government loan aids migrant workers’ job readiness
Indonesia – The Indonesian Migrant Workers Protection Agency (BP2MI) indicated that the government is committed to offering a loan that migrant workers might utilize to prepare for their employment abroad.
Benny Rhamdani, head of BP2MI, said during a Friday coordination meeting that the loan could be repaid in monthly installments with a very low interest rate.
The agency chief made a point of the fact that a lack of options frequently led would-be migrant workers to borrow money from loan sharks or sell family assets in order to fund their travels and employment abroad.
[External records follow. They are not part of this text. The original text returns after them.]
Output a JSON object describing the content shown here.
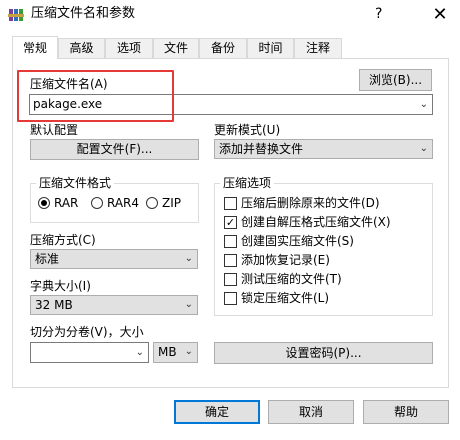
{
  "window": {
    "title": "压缩文件名和参数",
    "help_glyph": "?",
    "close_glyph": "✕"
  },
  "tabs": [
    {
      "label": "常规",
      "active": true
    },
    {
      "label": "高级"
    },
    {
      "label": "选项"
    },
    {
      "label": "文件"
    },
    {
      "label": "备份"
    },
    {
      "label": "时间"
    },
    {
      "label": "注释"
    }
  ],
  "archive_name": {
    "label": "压缩文件名(A)",
    "value": "pakage.exe",
    "browse_label": "浏览(B)..."
  },
  "profile": {
    "label": "默认配置",
    "button_label": "配置文件(F)..."
  },
  "update_mode": {
    "label": "更新模式(U)",
    "value": "添加并替换文件"
  },
  "format": {
    "label": "压缩文件格式",
    "options": [
      {
        "label": "RAR",
        "selected": true
      },
      {
        "label": "RAR4",
        "selected": false
      },
      {
        "label": "ZIP",
        "selected": false
      }
    ]
  },
  "method": {
    "label": "压缩方式(C)",
    "value": "标准"
  },
  "dictionary": {
    "label": "字典大小(I)",
    "value": "32 MB"
  },
  "split": {
    "label": "切分为分卷(V)，大小",
    "value": "",
    "unit": "MB"
  },
  "options": {
    "label": "压缩选项",
    "items": [
      {
        "label": "压缩后删除原来的文件(D)",
        "checked": false
      },
      {
        "label": "创建自解压格式压缩文件(X)",
        "checked": true
      },
      {
        "label": "创建固实压缩文件(S)",
        "checked": false
      },
      {
        "label": "添加恢复记录(E)",
        "checked": false
      },
      {
        "label": "测试压缩的文件(T)",
        "checked": false
      },
      {
        "label": "锁定压缩文件(L)",
        "checked": false
      }
    ]
  },
  "password_button": "设置密码(P)...",
  "buttons": {
    "ok": "确定",
    "cancel": "取消",
    "help": "帮助"
  },
  "colors": {
    "highlight_box": "#e53935",
    "default_button_border": "#0078d7"
  },
  "icons": {
    "app": "winrar-books-icon",
    "checkmark": "✓",
    "dropdown": "chevron-down-icon"
  }
}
No one with aspirations to (work) overseas is required, according to President Jokowi, to sell off family assets or take out loans from loan sharks to pay for their plane tickets, visas, training costs, meals and lodging, medical exams, and psychological evaluations. “At this time, the government will make the loan,” Rhamdani said.
He stated that Bank BNI or other state-owned institutions will support the loan, which will be issued without the requirement for collateral.
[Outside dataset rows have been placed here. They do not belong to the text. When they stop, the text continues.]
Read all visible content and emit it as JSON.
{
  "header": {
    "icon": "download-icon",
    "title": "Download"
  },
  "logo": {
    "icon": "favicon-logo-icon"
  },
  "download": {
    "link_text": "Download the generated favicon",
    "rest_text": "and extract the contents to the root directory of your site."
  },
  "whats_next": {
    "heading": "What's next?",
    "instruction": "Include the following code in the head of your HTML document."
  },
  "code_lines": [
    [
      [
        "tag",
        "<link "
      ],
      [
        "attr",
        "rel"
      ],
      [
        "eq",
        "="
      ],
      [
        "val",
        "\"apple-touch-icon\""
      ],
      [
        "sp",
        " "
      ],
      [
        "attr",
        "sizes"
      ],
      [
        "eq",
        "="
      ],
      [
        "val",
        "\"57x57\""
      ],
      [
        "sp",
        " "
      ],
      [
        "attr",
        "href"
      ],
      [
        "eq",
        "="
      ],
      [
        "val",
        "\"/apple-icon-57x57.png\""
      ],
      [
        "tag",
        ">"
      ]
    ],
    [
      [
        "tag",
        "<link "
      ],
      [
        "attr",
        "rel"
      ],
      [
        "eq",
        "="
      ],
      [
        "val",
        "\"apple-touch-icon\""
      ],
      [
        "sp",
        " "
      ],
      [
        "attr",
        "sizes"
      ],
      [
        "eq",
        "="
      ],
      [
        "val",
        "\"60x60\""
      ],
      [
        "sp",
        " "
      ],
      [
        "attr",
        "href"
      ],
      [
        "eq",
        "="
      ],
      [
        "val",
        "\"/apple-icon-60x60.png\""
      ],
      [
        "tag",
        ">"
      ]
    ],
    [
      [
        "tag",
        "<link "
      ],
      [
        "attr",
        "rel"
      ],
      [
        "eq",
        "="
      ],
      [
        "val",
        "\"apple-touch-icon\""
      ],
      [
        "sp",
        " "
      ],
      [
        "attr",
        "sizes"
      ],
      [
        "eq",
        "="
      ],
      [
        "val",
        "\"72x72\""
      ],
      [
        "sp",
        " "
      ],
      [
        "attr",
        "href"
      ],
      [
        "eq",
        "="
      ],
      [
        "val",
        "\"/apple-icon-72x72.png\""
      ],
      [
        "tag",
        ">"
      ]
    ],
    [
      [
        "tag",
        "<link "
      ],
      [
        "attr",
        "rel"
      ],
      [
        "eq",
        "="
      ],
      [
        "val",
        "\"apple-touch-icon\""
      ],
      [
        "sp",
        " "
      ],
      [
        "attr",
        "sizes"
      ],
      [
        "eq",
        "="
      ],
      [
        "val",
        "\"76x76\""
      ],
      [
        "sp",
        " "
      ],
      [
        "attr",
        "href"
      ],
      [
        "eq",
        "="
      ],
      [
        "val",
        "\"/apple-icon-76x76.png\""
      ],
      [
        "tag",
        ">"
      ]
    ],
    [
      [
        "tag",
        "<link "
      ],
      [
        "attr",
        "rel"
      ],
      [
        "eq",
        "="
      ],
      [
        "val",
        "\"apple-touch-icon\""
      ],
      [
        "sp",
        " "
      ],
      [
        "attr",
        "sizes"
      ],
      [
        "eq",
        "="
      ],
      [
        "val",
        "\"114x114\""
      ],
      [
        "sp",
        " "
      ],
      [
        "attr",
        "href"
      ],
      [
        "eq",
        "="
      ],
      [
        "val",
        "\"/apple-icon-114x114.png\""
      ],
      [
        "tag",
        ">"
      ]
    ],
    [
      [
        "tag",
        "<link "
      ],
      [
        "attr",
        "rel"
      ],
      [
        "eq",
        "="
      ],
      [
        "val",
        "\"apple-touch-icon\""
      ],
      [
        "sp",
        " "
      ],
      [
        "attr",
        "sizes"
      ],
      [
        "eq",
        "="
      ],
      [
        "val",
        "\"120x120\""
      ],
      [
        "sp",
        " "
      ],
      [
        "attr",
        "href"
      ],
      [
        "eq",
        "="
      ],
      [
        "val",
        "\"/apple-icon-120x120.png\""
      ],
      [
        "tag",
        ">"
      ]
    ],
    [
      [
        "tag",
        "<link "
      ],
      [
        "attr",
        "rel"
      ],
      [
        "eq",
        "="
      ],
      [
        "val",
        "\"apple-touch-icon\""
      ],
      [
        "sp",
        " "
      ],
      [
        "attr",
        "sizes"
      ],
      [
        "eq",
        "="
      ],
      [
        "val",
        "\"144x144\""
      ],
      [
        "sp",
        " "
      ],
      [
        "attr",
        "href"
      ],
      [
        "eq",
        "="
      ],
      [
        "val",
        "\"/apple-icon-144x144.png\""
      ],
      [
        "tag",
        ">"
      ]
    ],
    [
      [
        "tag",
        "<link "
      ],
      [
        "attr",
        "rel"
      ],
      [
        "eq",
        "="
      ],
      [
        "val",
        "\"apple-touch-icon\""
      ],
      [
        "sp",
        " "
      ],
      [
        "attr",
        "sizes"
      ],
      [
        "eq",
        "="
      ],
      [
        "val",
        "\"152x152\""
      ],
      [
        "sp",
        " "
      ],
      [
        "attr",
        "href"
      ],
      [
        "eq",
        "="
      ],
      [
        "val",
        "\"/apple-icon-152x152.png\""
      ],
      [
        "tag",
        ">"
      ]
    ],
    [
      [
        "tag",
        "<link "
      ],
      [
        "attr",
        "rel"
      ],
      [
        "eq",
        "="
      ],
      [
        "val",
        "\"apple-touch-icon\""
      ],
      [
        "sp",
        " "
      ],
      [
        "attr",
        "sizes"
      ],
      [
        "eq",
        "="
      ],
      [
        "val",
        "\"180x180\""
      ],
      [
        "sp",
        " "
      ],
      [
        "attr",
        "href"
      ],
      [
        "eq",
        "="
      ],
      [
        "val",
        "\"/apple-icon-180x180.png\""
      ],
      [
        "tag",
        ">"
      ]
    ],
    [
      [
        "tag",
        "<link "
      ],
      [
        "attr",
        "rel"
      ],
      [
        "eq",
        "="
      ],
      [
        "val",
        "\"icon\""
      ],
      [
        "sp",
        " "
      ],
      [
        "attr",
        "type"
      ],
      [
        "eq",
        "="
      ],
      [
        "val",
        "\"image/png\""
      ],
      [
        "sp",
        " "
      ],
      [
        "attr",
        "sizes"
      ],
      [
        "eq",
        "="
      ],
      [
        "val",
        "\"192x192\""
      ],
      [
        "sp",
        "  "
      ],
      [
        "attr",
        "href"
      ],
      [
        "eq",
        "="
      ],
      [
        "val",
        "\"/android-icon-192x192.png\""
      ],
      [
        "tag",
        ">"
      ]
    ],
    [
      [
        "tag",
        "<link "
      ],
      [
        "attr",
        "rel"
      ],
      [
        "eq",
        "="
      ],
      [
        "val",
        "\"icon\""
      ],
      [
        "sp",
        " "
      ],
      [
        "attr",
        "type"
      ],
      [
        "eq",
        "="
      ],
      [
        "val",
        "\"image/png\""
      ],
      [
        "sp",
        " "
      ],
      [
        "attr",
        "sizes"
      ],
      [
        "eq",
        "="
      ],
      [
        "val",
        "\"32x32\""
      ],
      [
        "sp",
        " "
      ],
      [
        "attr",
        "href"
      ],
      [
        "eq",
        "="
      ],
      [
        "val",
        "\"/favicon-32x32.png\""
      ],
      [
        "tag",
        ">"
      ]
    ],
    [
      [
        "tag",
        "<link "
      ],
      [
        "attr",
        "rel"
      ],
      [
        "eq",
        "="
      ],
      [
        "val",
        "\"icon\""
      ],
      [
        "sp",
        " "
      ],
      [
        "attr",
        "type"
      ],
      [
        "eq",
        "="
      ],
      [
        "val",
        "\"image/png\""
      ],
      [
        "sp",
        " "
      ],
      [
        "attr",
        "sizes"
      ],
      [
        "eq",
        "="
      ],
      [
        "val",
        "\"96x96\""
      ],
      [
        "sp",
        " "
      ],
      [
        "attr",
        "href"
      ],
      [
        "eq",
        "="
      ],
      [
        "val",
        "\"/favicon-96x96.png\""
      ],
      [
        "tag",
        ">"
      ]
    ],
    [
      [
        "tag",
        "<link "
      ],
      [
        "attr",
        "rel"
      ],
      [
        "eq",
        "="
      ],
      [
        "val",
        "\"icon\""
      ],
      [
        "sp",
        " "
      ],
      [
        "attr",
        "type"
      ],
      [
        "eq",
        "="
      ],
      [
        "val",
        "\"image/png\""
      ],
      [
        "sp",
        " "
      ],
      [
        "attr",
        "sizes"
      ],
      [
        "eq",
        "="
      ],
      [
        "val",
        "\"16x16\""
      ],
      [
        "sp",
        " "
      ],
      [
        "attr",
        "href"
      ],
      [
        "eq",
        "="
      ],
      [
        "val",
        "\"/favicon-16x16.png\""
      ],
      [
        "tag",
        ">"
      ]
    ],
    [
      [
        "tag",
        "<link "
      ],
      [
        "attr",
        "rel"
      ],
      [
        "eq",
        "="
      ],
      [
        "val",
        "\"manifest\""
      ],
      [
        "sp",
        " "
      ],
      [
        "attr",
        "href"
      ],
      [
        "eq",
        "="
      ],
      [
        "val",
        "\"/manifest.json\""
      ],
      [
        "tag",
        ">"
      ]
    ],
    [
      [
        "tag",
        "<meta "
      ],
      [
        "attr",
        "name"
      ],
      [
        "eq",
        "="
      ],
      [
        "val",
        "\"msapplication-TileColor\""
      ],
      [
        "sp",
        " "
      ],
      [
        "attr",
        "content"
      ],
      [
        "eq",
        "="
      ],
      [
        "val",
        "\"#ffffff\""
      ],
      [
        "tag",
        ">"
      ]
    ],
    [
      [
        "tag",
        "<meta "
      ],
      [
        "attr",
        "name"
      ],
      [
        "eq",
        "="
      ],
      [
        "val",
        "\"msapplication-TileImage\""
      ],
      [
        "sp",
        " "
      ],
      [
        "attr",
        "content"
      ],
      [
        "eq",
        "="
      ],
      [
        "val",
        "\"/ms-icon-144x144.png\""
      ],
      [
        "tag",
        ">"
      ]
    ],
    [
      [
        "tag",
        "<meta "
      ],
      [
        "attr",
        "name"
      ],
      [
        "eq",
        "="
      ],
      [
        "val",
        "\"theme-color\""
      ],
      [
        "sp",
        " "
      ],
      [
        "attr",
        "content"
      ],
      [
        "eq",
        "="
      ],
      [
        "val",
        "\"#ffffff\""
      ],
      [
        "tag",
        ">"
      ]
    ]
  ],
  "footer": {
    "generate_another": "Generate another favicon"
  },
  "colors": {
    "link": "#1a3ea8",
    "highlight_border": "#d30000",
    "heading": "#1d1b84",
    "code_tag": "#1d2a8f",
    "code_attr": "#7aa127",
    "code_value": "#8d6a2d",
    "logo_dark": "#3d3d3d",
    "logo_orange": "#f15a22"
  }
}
He pointed out that other state-operated banks, such as Bank BRI, had a lending ceiling of Rp100 million (US $6,700), whereas Bank BNI had set its loan ceiling at Rp40 million (US $2,680).
Rhamdani expressed confidence that locals, especially those from North Sulawesi Province, would be able to take advantage of the chance to work abroad.
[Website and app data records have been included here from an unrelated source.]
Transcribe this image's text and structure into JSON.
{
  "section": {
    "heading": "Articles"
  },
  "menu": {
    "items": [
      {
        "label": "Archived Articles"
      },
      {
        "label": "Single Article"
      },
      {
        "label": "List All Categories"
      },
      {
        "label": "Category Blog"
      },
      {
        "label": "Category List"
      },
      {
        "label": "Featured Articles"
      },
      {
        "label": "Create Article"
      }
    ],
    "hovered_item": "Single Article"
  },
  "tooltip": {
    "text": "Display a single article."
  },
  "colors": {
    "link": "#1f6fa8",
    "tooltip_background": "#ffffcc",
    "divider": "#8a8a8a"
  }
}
The agency head said, referring to Erny Tumundo, the head of North Sumatra’s Manpower and Transmigration Office, “When Mrs Erny asked me about how many citizens North Sumatra could send to work abroad, I responded, as many as feasible, and we will accommodate them.”
He noted that migrant workers from Indonesia are paid Rp22-30 million (US $1,474-2,010) per month in Japan, Rp20-27 million (US $1,340-1,809) per month in Singapore and East Asia, and Rp34-40 million (US $2,278-2,680) per month to Indonesian migrants in Germany.
Even the agency head’s compensation, Rp 26 million ($1,742), is far less than that of migrant workers, Rhamdani noted.